Michael Woods said he could not have dreamt of winning a World Championship bronze medal when working as a bank teller just a few years ago.
The Canadian made the decisive move and placed third behind Spain’s Alejandro Valverde and Frenchman Romain Bardet in Innsbruck, Austria, on Sunday.
The bronze medal comes just three weeks after Woods won his first Grand Tour stage at the Vuelta a España.
“To be a bronze medallist at the World Championships is not something that I could have dreamt of when I was working behind a teller stand at a bank a few years ago,” the 31-year-old from Toronto explained.
“I think I started to show glimpses of these types of performances last year. This year, I’ve really stepped up my consistency and shown that now, as long as I am healthy, I can contend against the best riders in the world.”

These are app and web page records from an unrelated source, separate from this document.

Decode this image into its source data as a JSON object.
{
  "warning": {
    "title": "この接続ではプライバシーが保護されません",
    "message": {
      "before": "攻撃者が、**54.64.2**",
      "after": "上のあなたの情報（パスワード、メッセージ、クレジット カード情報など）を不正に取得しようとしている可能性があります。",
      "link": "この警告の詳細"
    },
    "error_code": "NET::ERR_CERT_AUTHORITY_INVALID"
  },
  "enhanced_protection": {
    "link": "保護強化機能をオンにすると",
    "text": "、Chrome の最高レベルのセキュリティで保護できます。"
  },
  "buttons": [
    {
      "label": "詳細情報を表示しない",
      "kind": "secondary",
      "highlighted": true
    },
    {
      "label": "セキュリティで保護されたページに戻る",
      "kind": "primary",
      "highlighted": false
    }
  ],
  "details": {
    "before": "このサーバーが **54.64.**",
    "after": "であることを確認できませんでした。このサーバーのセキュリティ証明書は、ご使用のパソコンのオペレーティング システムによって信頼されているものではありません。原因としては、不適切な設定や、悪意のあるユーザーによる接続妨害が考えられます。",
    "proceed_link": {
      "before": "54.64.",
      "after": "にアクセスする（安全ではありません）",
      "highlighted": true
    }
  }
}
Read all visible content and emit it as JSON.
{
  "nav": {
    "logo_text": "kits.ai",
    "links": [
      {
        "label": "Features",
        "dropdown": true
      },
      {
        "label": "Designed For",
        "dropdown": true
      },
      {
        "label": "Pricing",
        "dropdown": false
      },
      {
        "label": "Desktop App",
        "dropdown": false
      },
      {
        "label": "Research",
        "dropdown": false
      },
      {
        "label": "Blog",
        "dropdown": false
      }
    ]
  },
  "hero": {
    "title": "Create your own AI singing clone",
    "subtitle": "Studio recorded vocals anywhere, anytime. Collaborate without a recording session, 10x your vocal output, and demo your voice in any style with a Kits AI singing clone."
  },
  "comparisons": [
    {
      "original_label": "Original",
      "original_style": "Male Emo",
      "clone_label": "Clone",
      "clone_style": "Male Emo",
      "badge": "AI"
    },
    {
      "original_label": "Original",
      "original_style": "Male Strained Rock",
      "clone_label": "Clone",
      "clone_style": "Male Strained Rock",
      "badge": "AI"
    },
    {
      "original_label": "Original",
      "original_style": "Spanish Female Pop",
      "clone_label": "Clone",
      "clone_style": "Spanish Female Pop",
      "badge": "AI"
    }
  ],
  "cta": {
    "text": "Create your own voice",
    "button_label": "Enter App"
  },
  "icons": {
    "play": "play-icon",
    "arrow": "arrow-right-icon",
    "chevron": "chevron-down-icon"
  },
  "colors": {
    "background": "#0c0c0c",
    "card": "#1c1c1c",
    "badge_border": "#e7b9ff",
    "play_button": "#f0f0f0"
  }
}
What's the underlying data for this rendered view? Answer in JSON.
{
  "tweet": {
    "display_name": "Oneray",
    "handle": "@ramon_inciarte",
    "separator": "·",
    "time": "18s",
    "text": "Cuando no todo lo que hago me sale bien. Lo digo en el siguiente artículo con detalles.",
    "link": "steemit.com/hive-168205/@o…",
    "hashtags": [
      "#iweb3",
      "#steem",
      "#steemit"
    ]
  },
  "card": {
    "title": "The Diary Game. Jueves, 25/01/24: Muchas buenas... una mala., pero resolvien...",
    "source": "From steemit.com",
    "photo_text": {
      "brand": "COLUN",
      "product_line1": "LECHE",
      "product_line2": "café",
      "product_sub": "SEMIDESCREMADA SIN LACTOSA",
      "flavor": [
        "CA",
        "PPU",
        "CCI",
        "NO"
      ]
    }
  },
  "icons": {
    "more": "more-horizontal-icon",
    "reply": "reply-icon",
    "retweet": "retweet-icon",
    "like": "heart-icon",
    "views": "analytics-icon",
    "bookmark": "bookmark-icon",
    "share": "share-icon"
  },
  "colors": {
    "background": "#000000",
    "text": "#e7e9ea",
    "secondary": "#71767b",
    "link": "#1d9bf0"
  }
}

Woods competed as a runner until an injury forced him to quit at 20 years old. He finished his university degree in English and worked at a running shoe store and as a bank teller.
Only by chance, picking up his father’s bike, did he start racing.
A string of top North American and European results landed him a spot on EF Education First-Drapac, then called Cannondale.
Over the last two years, he made huge leaps ahead, riding with Chris Froome in several mountain stages of the 2017 Vuelta a España and this year in the Spanish tour, winning a stage.
“This confidence and inner-belief has made racing at the WorldTour a lot less scary and a lot more fun,” Woods said.
“When I first started racing at this level, I spent half of my races in fear of crashing or getting dropped. I’m seeing bike racing far differently, and when it goes well, it is damn fun.”
Woods blasted away on the final climb of the Austrian course on Sunday. Italian Gianni Moscon and Dutchman Tom Dumoulin lost ground. Dumoulin rejoined later on the flat.
“I was disappointed in the immediate aftermath. I can’t believe that I’m saying that now, but that’s how I truly felt when I crossed the line,” explained Woods.
“At 200 metres to go, I thought I was going to beat Valverde, but once I started to cramp, my chances faded away.
“No matter how good you are, you won’t find yourself in a race-winning position with 300 meters to go that often at a World Championships. To be that close and have it go out the window because of cramping, in that moment, it was disappointing.
“After having 24 hours to think about it, I’m over the moon. I didn’t sleep last night. That’s how excited I was.”
Woods races this weekend at the Giro dell’Emilia and closes out his season at Il Lombardia.
“[I] start shifting my focus to next year, I just hope I can continue to learn from these past results,” he added.
“I’m aim to use this perspective to continue my progression in this sport and inspire more kids to get on bikes and more fans to cheer for a Canadian kicking it in the WorldTour.”